Required action
Copy out every line of the listing in which "collaborate" appears.

Given records
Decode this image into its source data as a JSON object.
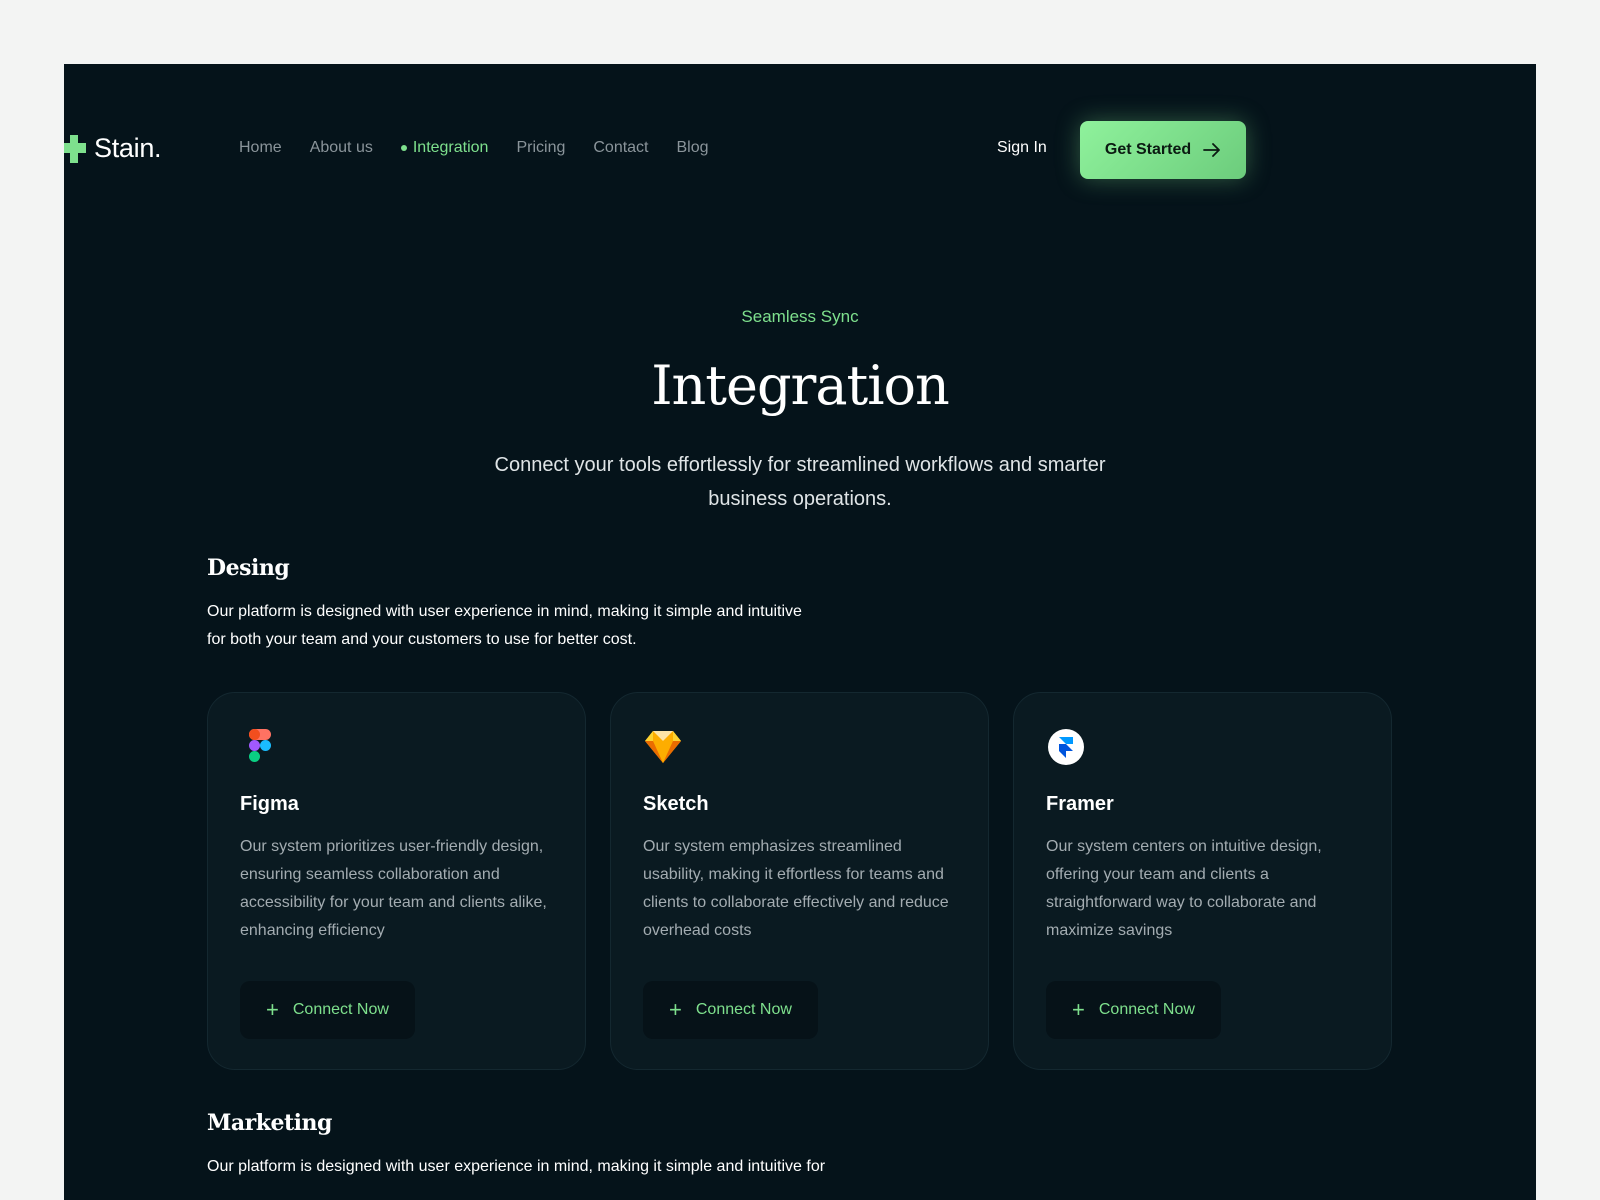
{
  "brand": {
    "name": "Stain."
  },
  "nav": {
    "links": [
      {
        "label": "Home"
      },
      {
        "label": "About us"
      },
      {
        "label": "Integration",
        "active": true
      },
      {
        "label": "Pricing"
      },
      {
        "label": "Contact"
      },
      {
        "label": "Blog"
      }
    ],
    "sign_in": "Sign In",
    "cta": "Get Started"
  },
  "hero": {
    "eyebrow": "Seamless Sync",
    "title": "Integration",
    "subtitle": "Connect your tools effortlessly for streamlined workflows and smarter business operations."
  },
  "sections": [
    {
      "title": "Desing",
      "description_line1": "Our platform is designed with user experience in mind, making it simple and intuitive",
      "description_line2": "for both your team and your customers to use for better cost.",
      "cards": [
        {
          "icon": "figma-icon",
          "title": "Figma",
          "description": "Our system prioritizes user-friendly design, ensuring seamless collaboration and accessibility for your team and clients alike, enhancing efficiency",
          "action": "Connect Now"
        },
        {
          "icon": "sketch-icon",
          "title": "Sketch",
          "description": "Our system emphasizes streamlined usability, making it effortless for teams and clients to collaborate effectively and reduce overhead costs",
          "action": "Connect Now"
        },
        {
          "icon": "framer-icon",
          "title": "Framer",
          "description": "Our system centers on intuitive design, offering your team and clients a straightforward way to collaborate and maximize savings",
          "action": "Connect Now"
        }
      ]
    },
    {
      "title": "Marketing",
      "description_line1": "Our platform is designed with user experience in mind, making it simple and intuitive for"
    }
  ],
  "colors": {
    "background": "#05131a",
    "accent": "#7ee08d",
    "card": "#0a1a21",
    "page": "#f3f4f3"
  }
}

The answer
          "description": "Our system emphasizes streamlined usability, making it effortless for teams and clients to collaborate effectively and reduce overhead costs",
          "description": "Our system centers on intuitive design, offering your team and clients a straightforward way to collaborate and maximize savings",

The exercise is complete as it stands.